The DUP, which is looking for an excuse to go back into power-sharing in Stormont, would have had “nothing to go back with”; the ERG would have said it was “not good enough”.
However, losing the support of four in 10 Tory MPs in Monday’s ballot meant Mr Johnson had to pick sides in this fight rather than continue his preferred approach of unconstructive ambiguity and vague threats.
“The vote swung it quite comfortably so it’s now in an ERG-friendly place.”
The row played out in two meetings of the Global Britain Strategy cabinet subcommittee this week.
Levelling Up Secretary Michael Gove raised questions about the legality of the move, while Chancellor Rishi Sunak raised the economic outcome of different scenarios.

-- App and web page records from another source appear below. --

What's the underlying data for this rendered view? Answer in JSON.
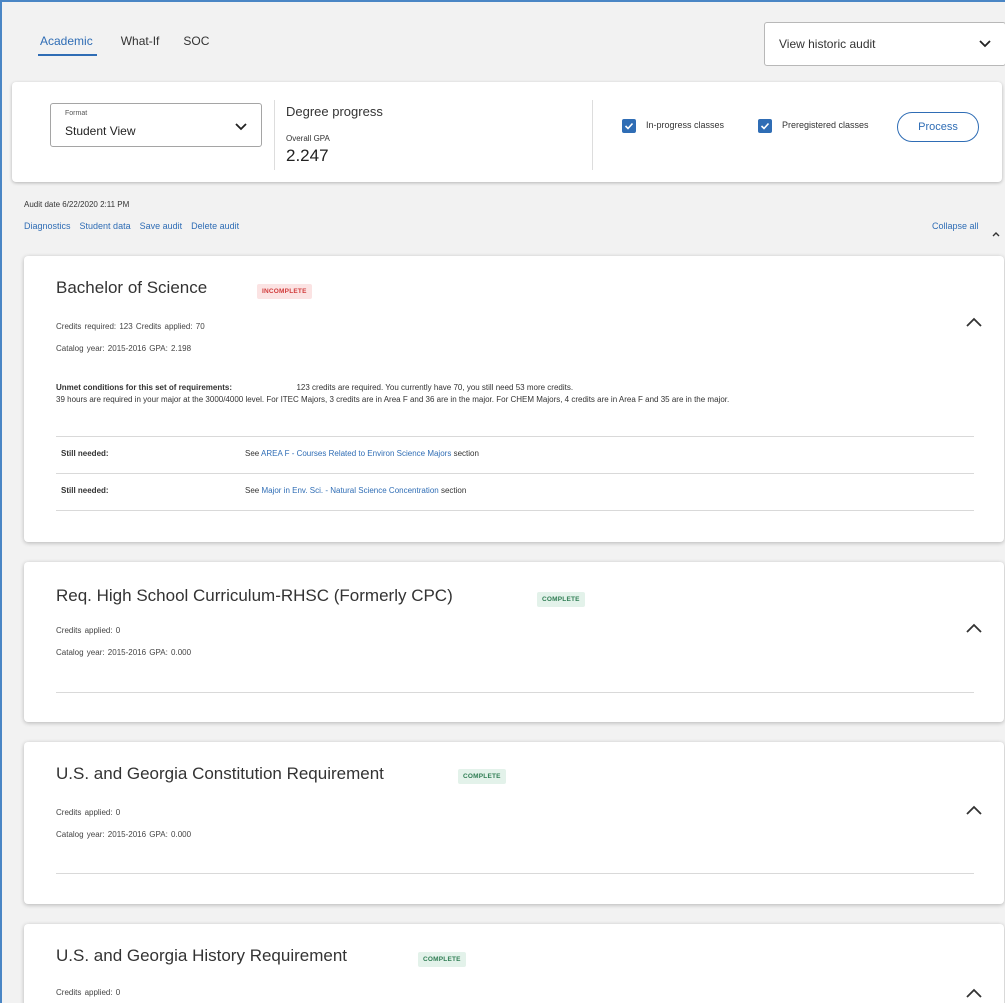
{
  "tabs": [
    {
      "label": "Academic",
      "active": true
    },
    {
      "label": "What-If",
      "active": false
    },
    {
      "label": "SOC",
      "active": false
    }
  ],
  "historic_select": {
    "value": "View historic audit",
    "icon": "chevron-down-icon"
  },
  "format": {
    "label": "Format",
    "value": "Student View"
  },
  "degree_progress": {
    "title": "Degree progress",
    "gpa_label": "Overall GPA",
    "gpa_value": "2.247"
  },
  "options": {
    "in_progress": {
      "label": "In-progress classes",
      "checked": true
    },
    "preregistered": {
      "label": "Preregistered classes",
      "checked": true
    },
    "process_label": "Process"
  },
  "audit": {
    "date": "Audit date 6/22/2020 2:11 PM",
    "links": [
      "Diagnostics",
      "Student data",
      "Save audit",
      "Delete audit"
    ],
    "collapse_all": "Collapse all"
  },
  "blocks": [
    {
      "title": "Bachelor of Science",
      "status": "INCOMPLETE",
      "line1": "Credits required:  123     Credits applied:  70",
      "line2": "Catalog year:  2015-2016     GPA:  2.198",
      "unmet_heading": "Unmet conditions for this set of requirements:",
      "unmet_line1": "123 credits are required. You currently have 70, you still need 53 more credits.",
      "unmet_line2": "39 hours are required in your major at the 3000/4000 level. For ITEC Majors, 3 credits are in Area F and 36 are in the major. For CHEM Majors, 4 credits are in Area F and 35 are in the major.",
      "still_needed": [
        {
          "label": "Still needed:",
          "prefix": "See",
          "link": "AREA F - Courses Related to Environ Science Majors",
          "suffix": "section"
        },
        {
          "label": "Still needed:",
          "prefix": "See",
          "link": "Major in Env. Sci. - Natural Science Concentration",
          "suffix": "section"
        }
      ]
    },
    {
      "title": "Req. High School Curriculum-RHSC (Formerly CPC)",
      "status": "COMPLETE",
      "line1": "Credits applied:  0",
      "line2": "Catalog year:  2015-2016     GPA:  0.000"
    },
    {
      "title": "U.S. and Georgia Constitution Requirement",
      "status": "COMPLETE",
      "line1": "Credits applied:  0",
      "line2": "Catalog year:  2015-2016     GPA:  0.000"
    },
    {
      "title": "U.S. and Georgia History Requirement",
      "status": "COMPLETE",
      "line1": "Credits applied:  0"
    }
  ],
  "colors": {
    "accent": "#2f6db5",
    "incomplete": "#d13b3b",
    "complete": "#2f7d53"
  }
}
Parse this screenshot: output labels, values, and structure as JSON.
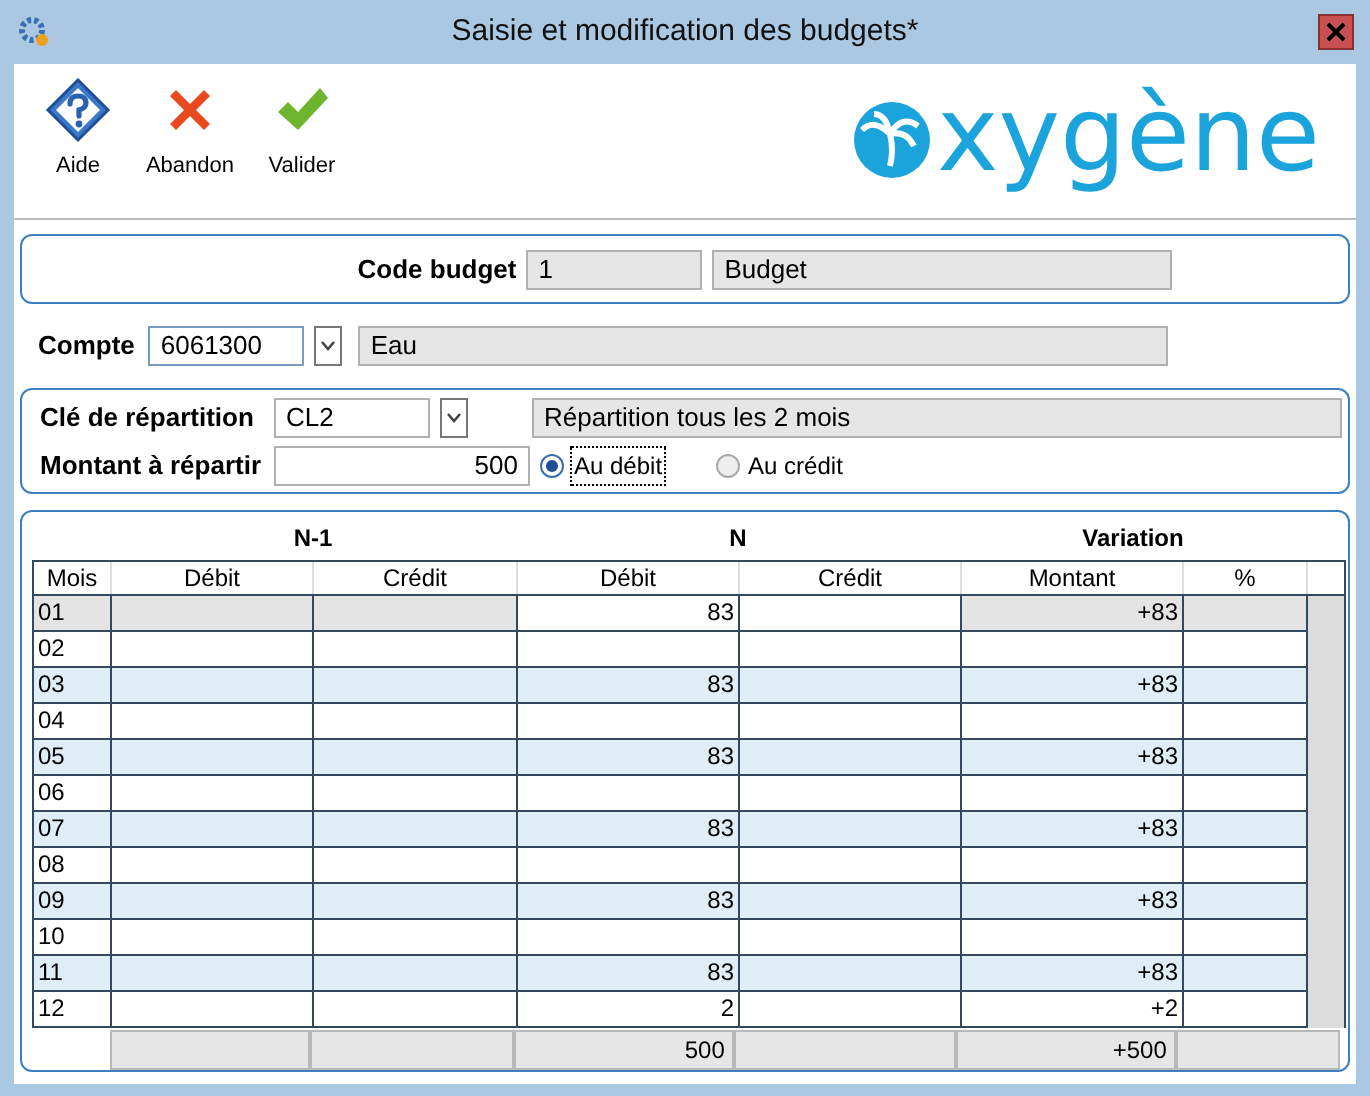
{
  "window": {
    "title": "Saisie et modification des budgets*"
  },
  "toolbar": [
    {
      "kind": "help",
      "label": "Aide"
    },
    {
      "kind": "cancel",
      "label": "Abandon"
    },
    {
      "kind": "ok",
      "label": "Valider"
    }
  ],
  "logo": {
    "text": "xygène"
  },
  "code_budget": {
    "label": "Code budget",
    "code": "1",
    "name": "Budget"
  },
  "compte": {
    "label": "Compte",
    "value": "6061300",
    "name": "Eau"
  },
  "repartition": {
    "label": "Clé de répartition",
    "value": "CL2",
    "name": "Répartition tous les 2 mois"
  },
  "montant": {
    "label": "Montant à répartir",
    "value": "500"
  },
  "sens": [
    {
      "label": "Au débit",
      "selected": true
    },
    {
      "label": "Au crédit",
      "selected": false
    }
  ],
  "table": {
    "groups": [
      "N-1",
      "N",
      "Variation"
    ],
    "columns": [
      "Mois",
      "Débit",
      "Crédit",
      "Débit",
      "Crédit",
      "Montant",
      "%"
    ],
    "rows": [
      {
        "mois": "01",
        "n_debit": "83",
        "montant": "+83",
        "selected": true
      },
      {
        "mois": "02",
        "selected": false
      },
      {
        "mois": "03",
        "n_debit": "83",
        "montant": "+83",
        "selected": false
      },
      {
        "mois": "04",
        "selected": false
      },
      {
        "mois": "05",
        "n_debit": "83",
        "montant": "+83",
        "selected": false
      },
      {
        "mois": "06",
        "selected": false
      },
      {
        "mois": "07",
        "n_debit": "83",
        "montant": "+83",
        "selected": false
      },
      {
        "mois": "08",
        "selected": false
      },
      {
        "mois": "09",
        "n_debit": "83",
        "montant": "+83",
        "selected": false
      },
      {
        "mois": "10",
        "selected": false
      },
      {
        "mois": "11",
        "n_debit": "83",
        "montant": "+83",
        "selected": false
      },
      {
        "mois": "12",
        "n_debit": "2",
        "montant": "+2",
        "selected": false
      }
    ],
    "totals": {
      "n_debit": "500",
      "montant": "+500"
    }
  }
}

The chancellor’s approach in particular did not impress the Brexit caucus, which could be important in a future leadership contest.
The leaking to Sky News of the legal advice by the government’s top lawyer Sir James Eadie helped poison what I’m told was already an uncomfortable discussion yet further.
But in the background the PM’s political advisor David Canzini was not shy in helping Mr Johnson to the conclusion that he could not fudge this issue: he must pick a side and the only reliable partners available – given the stance of so many of the cabinet – was to back a hardline approach.
Having Truss, Raab, Braverman, Kwarteng lining up with the ERG against him at this point was too dangerous.
Thus despite some misgivings, Mr Johnson agreed to a bill now set to satisfy the ERG.
There are huge political dangers.
Some think Mr Johnson does not have the long term strength to withstand international and domestic pressure to get the legislation on the statute book – but know he might not survive as PM if he fails and the ERG withdraw their support.
This bill could take 18 months to get through both Houses of Parliament if the Lords defeat it and the PM must force it through with the Parliament Act.
Meanwhile the likely international backlash – at a time of global price rises and war in Ukraine – will be intense and grow over time as Washington weighs up joining Brussels in its attempt to punish Britain for its stance.
And could 40 or more Tory MPs rebel on this given this week’s rebellion, thus depriving the PM of a majority for the legislation?
“The hubris of English nationalism is being seen plainly in NI and people are making their decisions,” said one Tory MP, indicating that there is a depth of feeling in parts of the party that matches the Brexiteers.
This could all end in flames.
Now that the Fixed Term Parliament Act has been abolished, Mr Johnson can turn votes on the legislation into a confidence vote, triggering a general election if he loses.
The stakes are about to get very high.